The Wind Harp appeared in today’s Crossed Genres Deadlines issue. Because it was my first pro sale, they also feature an interview with me. For those who read the story I have a small gift: it had a brief coda, excised to meet length requirements. If you leave a comment about the story, either at the magazine site or here and I like the comment, I will send you the longer version of the story, accompanied by Heather D. Oliver’s stunning full-color depictions of its main characters. The image here shows Heather’s preliminary sketches of the story’s two pivots: Antóa Tásri of Ténli and Dor-Nys Teg-Rav of Gan-Tem.

Postscript: My friend Francesca Forrest read the story when I first wrote it and her comments on it made me very happy. Here is her incisive outline of The Wind Harp.

13 Responses to “The Wind Harp Sings”

  1. Asakiyume says:

    Congratulations on publication!

  2. Perla says:

    I liked it. It’s the kind of science fiction I’ve always wanted to read. I like stories with a particular attention to world building, especially with original settings (prefabricated worlds and situations don’t raise any sense of wonder in me). You created a very rich and complex universe. I’ve had at first a little difficulty with names (they looked all the same, when I began reading) and words in their language. But it’s the kind of difficulty I like, because language is one of the things that can best convey the “flavour” of a culture and allow us to get really immersed in a world. There are people who like to read of characters named “Alice” and “Bob” even if they are from another galaxy. I am the exact opposite kind of reader.

  3. Athena says:

    Thank you, Francesca! A tiny step but it counts. And I still remember and enjoy the comments you made when you first read the story.

  4. Athena says:

    I’m glad you enjoyed the story! As I mention in the post and the interview, it’s part of a larger universe where you see a lot more of these cultures and their worlds. Names and terms always sound confusing in an unknown language. People have the same reaction when they read foreign literature. Perhaps the story terms/names will sound less strange when you read the extended version. *smile*

  5. Perla says:

    “the story terms/names will sound less strange when you read the extended version”
    Yes, it was easier the second time. Thank you!
    I’m looking forward to reading other stories set in this or similar universes soon.

  6. Athena says:

    With luck and some stamina on my part, you will!

  7. intrigued_scribe says:

    Congrats on publication!

  8. Athena says:

    And thank you, my dear, for the wonderful comments and stunning illustrations!

  9. PK says:

    I’ve finally worked up the courage to take you up on your invitation!

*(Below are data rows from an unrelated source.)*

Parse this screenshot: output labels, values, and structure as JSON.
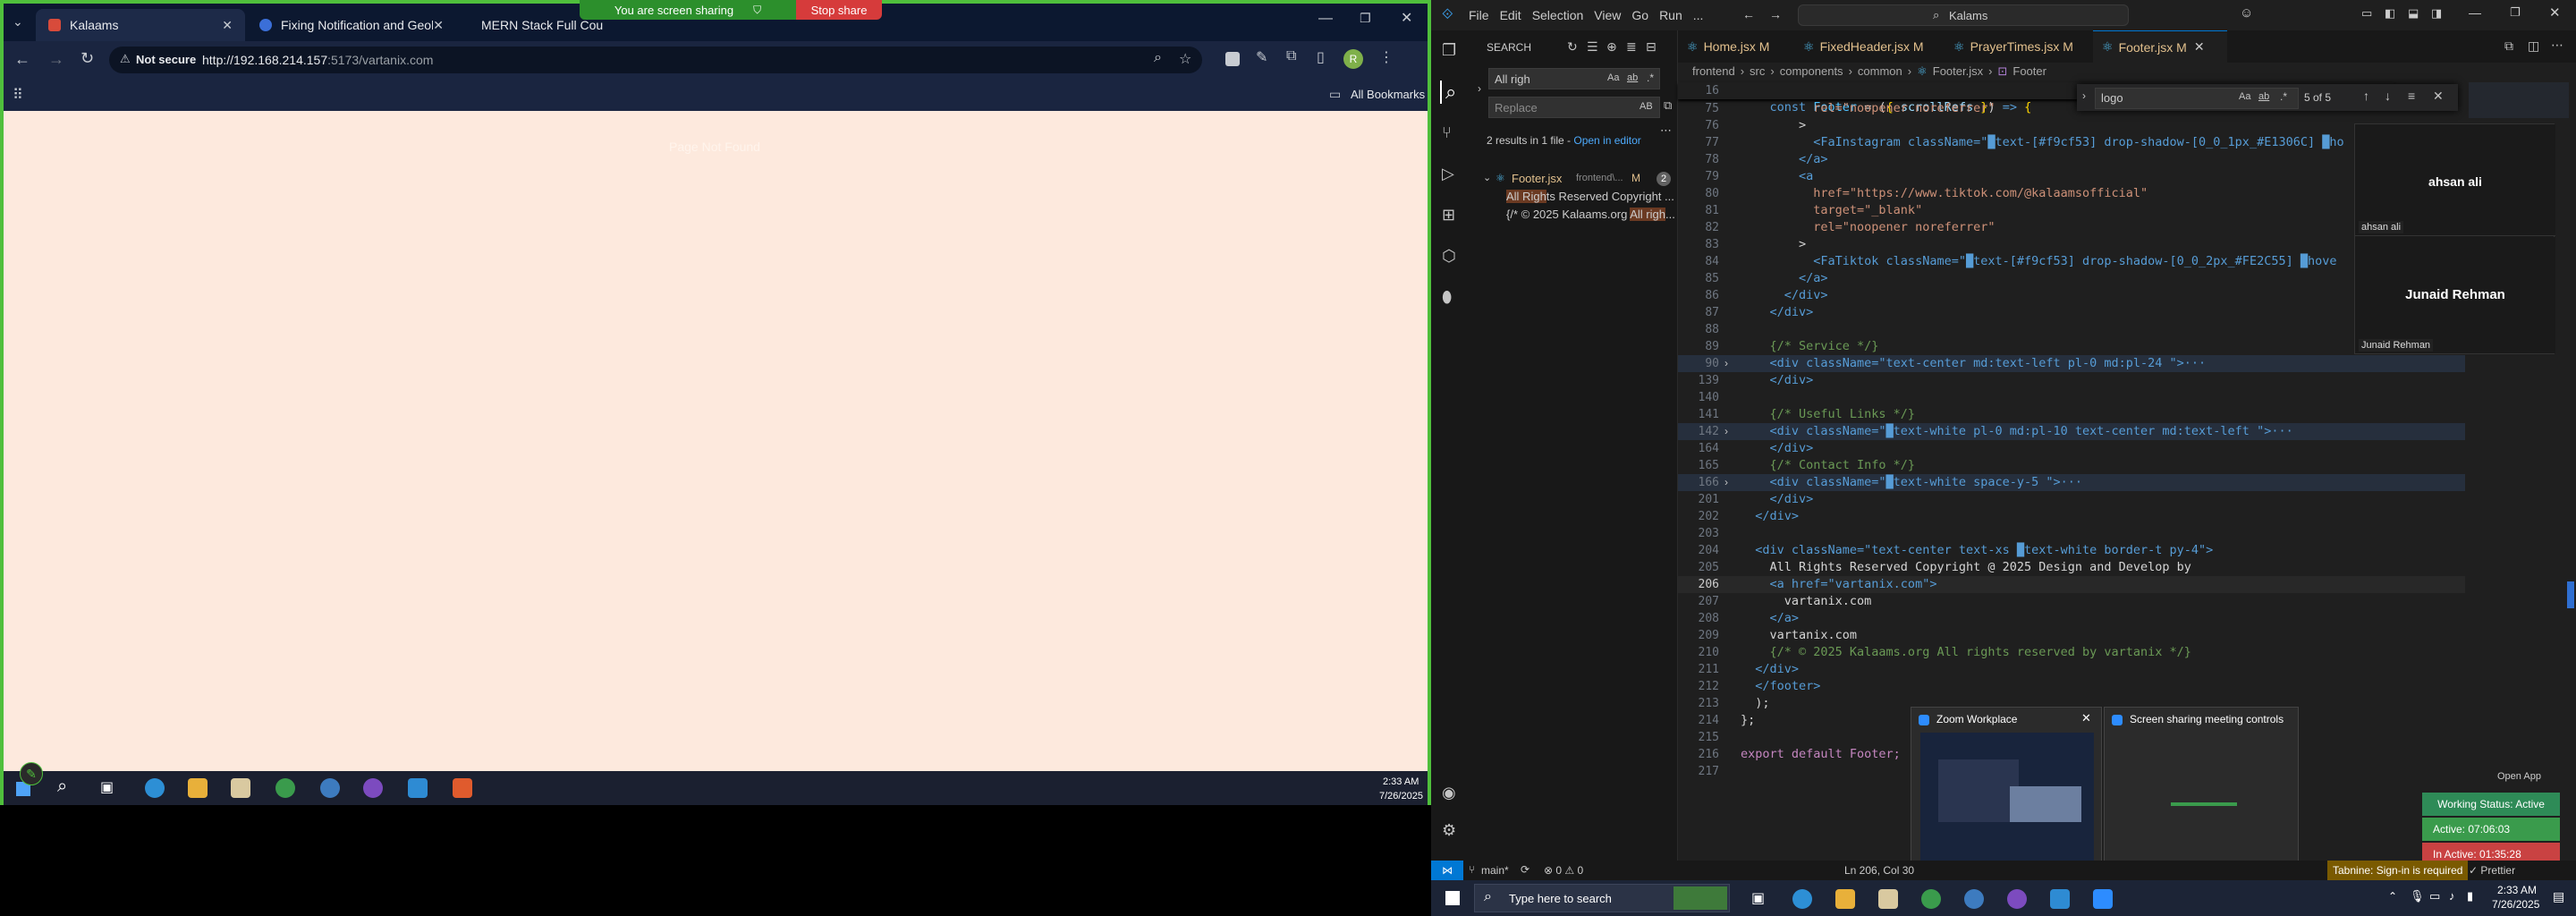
{
  "share": {
    "banner_text": "You are screen sharing",
    "stop_label": "Stop share"
  },
  "browser": {
    "tabs": [
      {
        "label": "Kalaams",
        "color": "#d84b3b"
      },
      {
        "label": "Fixing Notification and Geoloca",
        "color": "#3b6fd8"
      },
      {
        "label": "MERN Stack Full Cou",
        "color": "#d8243b"
      }
    ],
    "security_label": "Not secure",
    "url_host": "http://192.168.214.157",
    "url_path": ":5173/vartanix.com",
    "bookmarks_label": "All Bookmarks",
    "profile_initial": "R",
    "page_ghost_text": "Page Not Found"
  },
  "left_taskbar": {
    "time": "2:33 AM",
    "date": "7/26/2025"
  },
  "vscode": {
    "title": "Kalams",
    "menu": [
      "File",
      "Edit",
      "Selection",
      "View",
      "Go",
      "Run",
      "..."
    ],
    "search": {
      "header": "SEARCH",
      "query": "All righ",
      "replace_placeholder": "Replace",
      "results_summary": "2 results in 1 file - ",
      "open_in_editor": "Open in editor",
      "file_name": "Footer.jsx",
      "file_path": "frontend\\...",
      "file_badge": "M",
      "file_count": "2",
      "results": [
        {
          "pre": "",
          "match": "All Righ",
          "post": "ts Reserved Copyright ..."
        },
        {
          "pre": "{/* © 2025 Kalaams.org ",
          "match": "All righ",
          "post": "..."
        }
      ]
    },
    "tabs": [
      {
        "label": "Home.jsx M",
        "active": false
      },
      {
        "label": "FixedHeader.jsx M",
        "active": false
      },
      {
        "label": "PrayerTimes.jsx M",
        "active": false
      },
      {
        "label": "Footer.jsx M",
        "active": true
      }
    ],
    "breadcrumb": [
      "frontend",
      "src",
      "components",
      "common",
      "Footer.jsx",
      "Footer"
    ],
    "sticky_line": {
      "num": "16",
      "text": "const Footer = ({ scrollRefs }) => {"
    },
    "find_widget": {
      "query": "logo",
      "count": "5 of 5"
    },
    "lines": [
      {
        "num": "75",
        "text": "          rel=\"noopener noreferrer\""
      },
      {
        "num": "76",
        "text": "        >"
      },
      {
        "num": "77",
        "text": "          <FaInstagram className=\"█text-[#f9cf53] drop-shadow-[0_0_1px_#E1306C] █ho"
      },
      {
        "num": "78",
        "text": "        </a>"
      },
      {
        "num": "79",
        "text": "        <a"
      },
      {
        "num": "80",
        "text": "          href=\"https://www.tiktok.com/@kalaamsofficial\""
      },
      {
        "num": "81",
        "text": "          target=\"_blank\""
      },
      {
        "num": "82",
        "text": "          rel=\"noopener noreferrer\""
      },
      {
        "num": "83",
        "text": "        >"
      },
      {
        "num": "84",
        "text": "          <FaTiktok className=\"█text-[#f9cf53] drop-shadow-[0_0_2px_#FE2C55] █hove"
      },
      {
        "num": "85",
        "text": "        </a>"
      },
      {
        "num": "86",
        "text": "      </div>"
      },
      {
        "num": "87",
        "text": "    </div>"
      },
      {
        "num": "88",
        "text": ""
      },
      {
        "num": "89",
        "text": "    {/* Service */}"
      },
      {
        "num": "90",
        "text": "    <div className=\"text-center md:text-left pl-0 md:pl-24 \">···"
      },
      {
        "num": "139",
        "text": "    </div>"
      },
      {
        "num": "140",
        "text": ""
      },
      {
        "num": "141",
        "text": "    {/* Useful Links */}"
      },
      {
        "num": "142",
        "text": "    <div className=\"█text-white pl-0 md:pl-10 text-center md:text-left \">···"
      },
      {
        "num": "164",
        "text": "    </div>"
      },
      {
        "num": "165",
        "text": "    {/* Contact Info */}"
      },
      {
        "num": "166",
        "text": "    <div className=\"█text-white space-y-5 \">···"
      },
      {
        "num": "201",
        "text": "    </div>"
      },
      {
        "num": "202",
        "text": "  </div>"
      },
      {
        "num": "203",
        "text": ""
      },
      {
        "num": "204",
        "text": "  <div className=\"text-center text-xs █text-white border-t py-4\">"
      },
      {
        "num": "205",
        "text": "    All Rights Reserved Copyright @ 2025 Design and Develop by"
      },
      {
        "num": "206",
        "text": "    <a href=\"vartanix.com\">"
      },
      {
        "num": "207",
        "text": "      vartanix.com"
      },
      {
        "num": "208",
        "text": "    </a>"
      },
      {
        "num": "209",
        "text": "    vartanix.com"
      },
      {
        "num": "210",
        "text": "    {/* © 2025 Kalaams.org All rights reserved by vartanix */}"
      },
      {
        "num": "211",
        "text": "  </div>"
      },
      {
        "num": "212",
        "text": "  </footer>"
      },
      {
        "num": "213",
        "text": "  );"
      },
      {
        "num": "214",
        "text": "};"
      },
      {
        "num": "215",
        "text": ""
      },
      {
        "num": "216",
        "text": "export default Footer;"
      },
      {
        "num": "217",
        "text": ""
      }
    ],
    "status": {
      "branch": "main*",
      "problems": "0 ⚠ 0",
      "position": "Ln 206, Col 30",
      "tabnine": "Tabnine: Sign-in is required",
      "prettier": "Prettier"
    }
  },
  "zoom_gallery": {
    "participants": [
      {
        "display": "ahsan ali",
        "label": "ahsan ali"
      },
      {
        "display": "Junaid Rehman",
        "label": "Junaid Rehman"
      }
    ]
  },
  "popups": {
    "zoom_workplace": "Zoom Workplace",
    "meeting_controls": "Screen sharing meeting controls"
  },
  "tracker": {
    "open_app": "Open App",
    "working_status": "Working Status: Active",
    "active_time": "Active: 07:06:03",
    "inactive_time": "In Active: 01:35:28"
  },
  "win_taskbar": {
    "search_placeholder": "Type here to search",
    "time": "2:33 AM",
    "date": "7/26/2025"
  }
}
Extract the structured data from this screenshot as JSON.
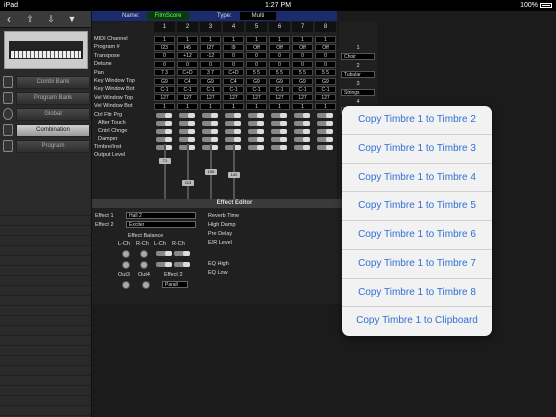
{
  "status": {
    "device": "iPad",
    "time": "1:27 PM",
    "battery": "100%"
  },
  "sidebar": {
    "banks": [
      "Combi Bank",
      "Program Bank",
      "Global",
      "Combination",
      "Program"
    ],
    "active_index": 3
  },
  "header": {
    "name_label": "Name:",
    "name_value": "FilmScore",
    "type_label": "Type:",
    "type_value": "Multi"
  },
  "grid": {
    "columns": [
      "1",
      "2",
      "3",
      "4",
      "5",
      "6",
      "7",
      "8"
    ],
    "rows": [
      {
        "label": "MIDI Channel",
        "values": [
          "1",
          "1",
          "1",
          "1",
          "1",
          "1",
          "1",
          "1"
        ]
      },
      {
        "label": "Program #",
        "values": [
          "I23",
          "I45",
          "I27",
          "I9",
          "Off",
          "Off",
          "Off",
          "Off"
        ]
      },
      {
        "label": "Transpose",
        "values": [
          "0",
          "+12",
          "-12",
          "0",
          "0",
          "0",
          "0",
          "0"
        ]
      },
      {
        "label": "Detune",
        "values": [
          "0",
          "0",
          "0",
          "0",
          "0",
          "0",
          "0",
          "0"
        ]
      },
      {
        "label": "Pan",
        "values": [
          "7 3",
          "C+D",
          "3 7",
          "C+D",
          "5 5",
          "5 5",
          "5 5",
          "5 5"
        ]
      },
      {
        "label": "Key Window Top",
        "values": [
          "G9",
          "C4",
          "G9",
          "C4",
          "G9",
          "G9",
          "G9",
          "G9"
        ]
      },
      {
        "label": "Key Window Bot",
        "values": [
          "C-1",
          "C-1",
          "C-1",
          "C-1",
          "C-1",
          "C-1",
          "C-1",
          "C-1"
        ]
      },
      {
        "label": "Vel Window Top",
        "values": [
          "127",
          "127",
          "127",
          "127",
          "127",
          "127",
          "127",
          "127"
        ]
      },
      {
        "label": "Vel Window Bot",
        "values": [
          "1",
          "1",
          "1",
          "1",
          "1",
          "1",
          "1",
          "1"
        ]
      }
    ],
    "switch_labels": [
      "Ctrl Fltr Prg",
      "After Touch",
      "Cntrl Chnge",
      "Damper",
      "Timbre/Inst"
    ],
    "output_label": "Output Level",
    "fader_values": [
      "71",
      "113",
      "100",
      "102"
    ]
  },
  "timbre_panel": [
    {
      "num": "1",
      "value": "Choir"
    },
    {
      "num": "2",
      "value": "Tubular"
    },
    {
      "num": "3",
      "value": "Strings"
    },
    {
      "num": "4",
      "value": ""
    }
  ],
  "effect": {
    "title": "Effect Editor",
    "effect1_label": "Effect 1",
    "effect1_value": "Hall 2",
    "effect2_label": "Effect 2",
    "effect2_value": "Exciter",
    "balance_label": "Effect Balance",
    "channels": [
      "L-Ch",
      "R-Ch",
      "L-Ch",
      "R-Ch"
    ],
    "outs": [
      "Out3",
      "Out4",
      "Effect 2"
    ],
    "effect2_mode": "Parall",
    "params": [
      "Reverb Time",
      "High Damp",
      "Pre Delay",
      "E/R Level",
      "EQ High",
      "EQ Low"
    ]
  },
  "popup": {
    "items": [
      "Copy Timbre 1 to Timbre 2",
      "Copy Timbre 1 to Timbre 3",
      "Copy Timbre 1 to Timbre 4",
      "Copy Timbre 1 to Timbre 5",
      "Copy Timbre 1 to Timbre 6",
      "Copy Timbre 1 to Timbre 7",
      "Copy Timbre 1 to Timbre 8",
      "Copy Timbre 1 to Clipboard"
    ]
  },
  "colors": {
    "accent": "#2f6fd6",
    "name_bar": "#1c2a6e"
  }
}
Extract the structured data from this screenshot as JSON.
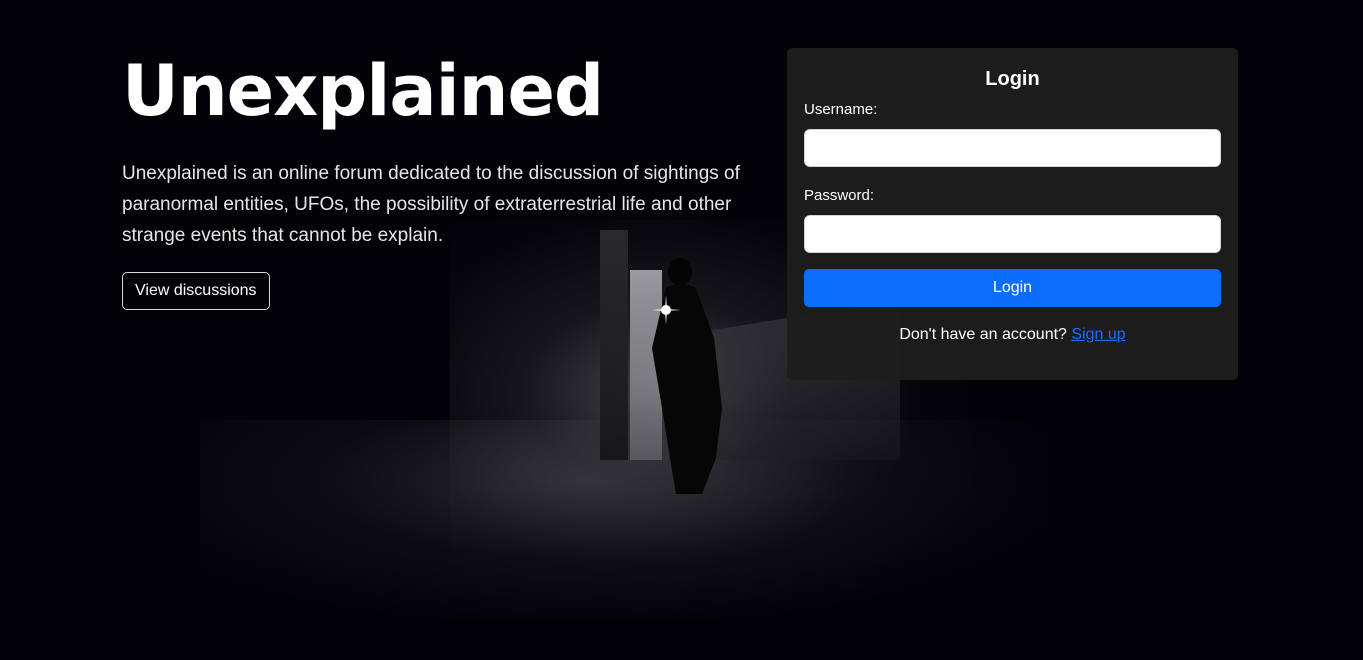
{
  "hero": {
    "title": "Unexplained",
    "description": "Unexplained is an online forum dedicated to the discussion of sightings of paranormal entities, UFOs, the possibility of extraterrestrial life and other strange events that cannot be explain.",
    "view_button_label": "View discussions"
  },
  "login": {
    "title": "Login",
    "username_label": "Username:",
    "username_value": "",
    "password_label": "Password:",
    "password_value": "",
    "submit_label": "Login",
    "signup_prompt": "Don't have an account?",
    "signup_link": "Sign up"
  },
  "colors": {
    "primary_button": "#0d6efd",
    "link": "#1a6dff",
    "card_background": "#1d1d1e",
    "page_background": "#030307"
  }
}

Having had a bit of time to mull things over, I’ve decided that I really admire and am impressed with your ability to show rather than tell with regards to worldbuilding. Not only is the universe well-realised, but you show three complex sociopolitical systems (plus another of their interactions with each other, I suppose!) at once while still providing enough information that, by the end of The Wind Harp, all of them are comprehensible and vibrant.

    I’m really pleased to see there are more stories in this setting as I was very intrigued by Antóa and the Confederation!

  10. Athena says:

    Dear Paige, I’m delighted that the people and worlds in the story came alive for you. Lagniappe forthcoming!

  11. As you already know, I want more of the Wind Harp.

    So how many novels are needed to do you universe justice?

  12. your, not you.

    Sheesh. Typos.

  13. Athena says:

    Five or six. Several exist, at various stages of completion. As well as a cycle of interlinked stories.